[Website and app data records]
※ ※ ※
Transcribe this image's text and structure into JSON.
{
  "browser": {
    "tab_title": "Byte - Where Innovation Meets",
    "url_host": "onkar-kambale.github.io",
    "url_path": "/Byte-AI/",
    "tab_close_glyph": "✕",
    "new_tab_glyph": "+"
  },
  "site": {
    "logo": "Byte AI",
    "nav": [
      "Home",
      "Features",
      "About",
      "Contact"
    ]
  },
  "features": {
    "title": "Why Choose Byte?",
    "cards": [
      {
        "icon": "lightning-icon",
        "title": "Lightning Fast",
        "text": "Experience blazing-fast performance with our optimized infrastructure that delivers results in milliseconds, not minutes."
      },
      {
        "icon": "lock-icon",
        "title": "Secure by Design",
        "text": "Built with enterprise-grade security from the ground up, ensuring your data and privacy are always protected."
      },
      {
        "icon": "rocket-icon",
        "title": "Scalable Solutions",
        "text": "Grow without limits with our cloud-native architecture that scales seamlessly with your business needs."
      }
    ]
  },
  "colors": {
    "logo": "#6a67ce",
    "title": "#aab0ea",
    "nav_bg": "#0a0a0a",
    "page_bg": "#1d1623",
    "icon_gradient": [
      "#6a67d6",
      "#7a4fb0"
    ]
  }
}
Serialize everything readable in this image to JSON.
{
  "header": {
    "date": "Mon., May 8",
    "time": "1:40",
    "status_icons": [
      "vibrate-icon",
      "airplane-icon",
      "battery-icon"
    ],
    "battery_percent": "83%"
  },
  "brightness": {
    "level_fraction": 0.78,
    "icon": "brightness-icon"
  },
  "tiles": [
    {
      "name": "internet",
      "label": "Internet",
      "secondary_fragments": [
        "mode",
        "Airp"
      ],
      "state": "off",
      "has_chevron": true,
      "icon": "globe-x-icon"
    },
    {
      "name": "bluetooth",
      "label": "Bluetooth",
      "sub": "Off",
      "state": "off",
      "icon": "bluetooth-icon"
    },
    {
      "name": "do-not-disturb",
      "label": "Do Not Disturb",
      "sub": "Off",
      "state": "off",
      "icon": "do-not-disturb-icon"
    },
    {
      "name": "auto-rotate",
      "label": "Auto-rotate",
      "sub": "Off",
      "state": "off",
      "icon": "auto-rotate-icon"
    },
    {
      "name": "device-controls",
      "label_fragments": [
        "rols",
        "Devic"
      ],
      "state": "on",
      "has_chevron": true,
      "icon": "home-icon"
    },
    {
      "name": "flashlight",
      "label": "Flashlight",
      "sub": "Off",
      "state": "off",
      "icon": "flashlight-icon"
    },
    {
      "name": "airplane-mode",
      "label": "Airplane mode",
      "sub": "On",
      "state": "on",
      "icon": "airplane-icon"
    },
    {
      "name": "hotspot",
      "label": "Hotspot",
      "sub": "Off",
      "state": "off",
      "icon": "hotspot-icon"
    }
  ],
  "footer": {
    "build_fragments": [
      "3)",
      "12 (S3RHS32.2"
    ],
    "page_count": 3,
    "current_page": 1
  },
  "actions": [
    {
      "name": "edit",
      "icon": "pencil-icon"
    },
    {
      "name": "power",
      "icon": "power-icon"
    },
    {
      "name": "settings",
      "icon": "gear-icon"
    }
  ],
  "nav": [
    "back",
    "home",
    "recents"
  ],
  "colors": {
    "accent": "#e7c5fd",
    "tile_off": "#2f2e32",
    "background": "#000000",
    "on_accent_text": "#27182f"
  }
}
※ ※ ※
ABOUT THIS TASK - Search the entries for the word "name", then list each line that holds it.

EXERCISE ANSWER -
      "name": "internet",
      "name": "bluetooth",
      "name": "do-not-disturb",
      "name": "auto-rotate",
      "name": "device-controls",
      "name": "flashlight",
      "name": "airplane-mode",
      "name": "hotspot",
      "name": "edit",
      "name": "power",
      "name": "settings",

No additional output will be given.